THE PROBLEM: In the listing that follows, copy out each line that includes the word "Delete".

MATERIAL FOR THIS TASK:
=-=-=-=-=
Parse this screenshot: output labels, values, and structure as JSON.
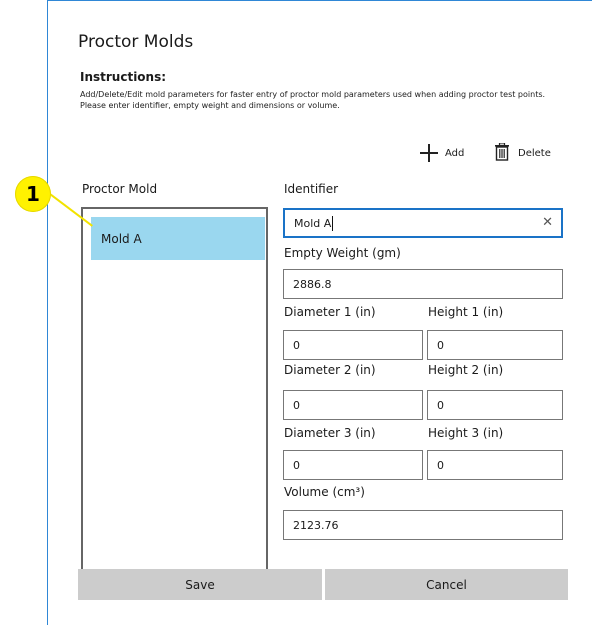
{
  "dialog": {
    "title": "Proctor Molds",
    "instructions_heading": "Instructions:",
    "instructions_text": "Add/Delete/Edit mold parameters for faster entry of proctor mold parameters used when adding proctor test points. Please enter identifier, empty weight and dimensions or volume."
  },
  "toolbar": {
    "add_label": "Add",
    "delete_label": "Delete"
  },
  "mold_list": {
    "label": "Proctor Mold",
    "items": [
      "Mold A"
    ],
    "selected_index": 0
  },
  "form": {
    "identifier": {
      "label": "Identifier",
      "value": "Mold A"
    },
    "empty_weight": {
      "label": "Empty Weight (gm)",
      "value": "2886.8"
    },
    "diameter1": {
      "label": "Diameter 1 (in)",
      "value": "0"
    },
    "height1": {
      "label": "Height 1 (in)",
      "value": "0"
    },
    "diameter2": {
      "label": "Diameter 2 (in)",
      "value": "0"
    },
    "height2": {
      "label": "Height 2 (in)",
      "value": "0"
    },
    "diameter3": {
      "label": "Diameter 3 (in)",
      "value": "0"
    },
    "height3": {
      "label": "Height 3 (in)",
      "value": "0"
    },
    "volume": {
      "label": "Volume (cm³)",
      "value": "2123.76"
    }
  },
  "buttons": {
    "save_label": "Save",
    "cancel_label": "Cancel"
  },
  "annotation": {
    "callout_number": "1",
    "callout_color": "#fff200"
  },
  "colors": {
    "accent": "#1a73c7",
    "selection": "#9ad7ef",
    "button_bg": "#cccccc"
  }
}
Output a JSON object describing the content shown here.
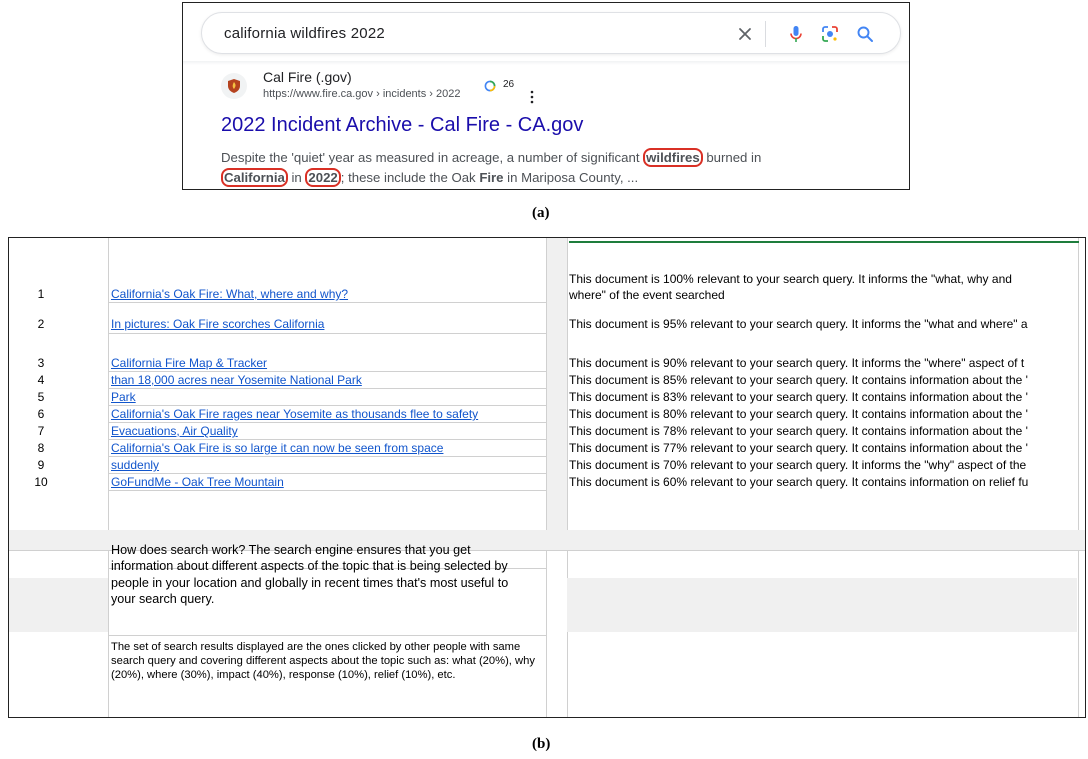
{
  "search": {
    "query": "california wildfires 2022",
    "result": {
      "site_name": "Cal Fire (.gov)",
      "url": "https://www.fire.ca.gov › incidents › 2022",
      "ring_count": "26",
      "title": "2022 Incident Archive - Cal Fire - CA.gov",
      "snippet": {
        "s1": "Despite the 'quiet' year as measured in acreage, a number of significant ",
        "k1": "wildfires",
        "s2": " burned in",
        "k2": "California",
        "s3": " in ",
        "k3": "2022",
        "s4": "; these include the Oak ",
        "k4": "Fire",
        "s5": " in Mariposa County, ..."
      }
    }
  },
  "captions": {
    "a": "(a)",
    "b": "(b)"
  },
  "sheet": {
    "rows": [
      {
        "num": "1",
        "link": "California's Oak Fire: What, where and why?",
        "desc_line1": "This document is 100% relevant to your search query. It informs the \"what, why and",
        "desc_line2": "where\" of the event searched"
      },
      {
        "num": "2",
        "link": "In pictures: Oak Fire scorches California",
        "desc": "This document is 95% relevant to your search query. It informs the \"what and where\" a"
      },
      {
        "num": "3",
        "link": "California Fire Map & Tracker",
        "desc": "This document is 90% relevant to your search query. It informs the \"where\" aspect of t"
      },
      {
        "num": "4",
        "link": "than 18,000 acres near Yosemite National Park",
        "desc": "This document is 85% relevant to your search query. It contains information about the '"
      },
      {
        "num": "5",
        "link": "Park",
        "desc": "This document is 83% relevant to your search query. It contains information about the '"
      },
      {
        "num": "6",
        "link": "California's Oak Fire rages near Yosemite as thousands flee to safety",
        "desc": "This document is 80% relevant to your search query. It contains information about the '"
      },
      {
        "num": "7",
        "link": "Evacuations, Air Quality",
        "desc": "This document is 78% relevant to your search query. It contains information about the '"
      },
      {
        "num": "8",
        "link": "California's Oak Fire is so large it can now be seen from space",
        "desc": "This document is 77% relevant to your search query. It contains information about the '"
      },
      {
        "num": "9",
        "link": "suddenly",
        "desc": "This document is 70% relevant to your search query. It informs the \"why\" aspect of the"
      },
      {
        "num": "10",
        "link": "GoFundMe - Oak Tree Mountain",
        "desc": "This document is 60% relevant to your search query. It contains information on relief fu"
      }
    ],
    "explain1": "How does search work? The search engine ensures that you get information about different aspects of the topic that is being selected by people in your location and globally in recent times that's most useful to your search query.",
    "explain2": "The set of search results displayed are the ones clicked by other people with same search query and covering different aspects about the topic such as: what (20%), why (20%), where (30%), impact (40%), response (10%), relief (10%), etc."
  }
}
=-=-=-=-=
EXERCISE SOLUTION:
    "instructions_text": "Add/Delete/Edit mold parameters for faster entry of proctor mold parameters used when adding proctor test points. Please enter identifier, empty weight and dimensions or volume."
    "delete_label": "Delete"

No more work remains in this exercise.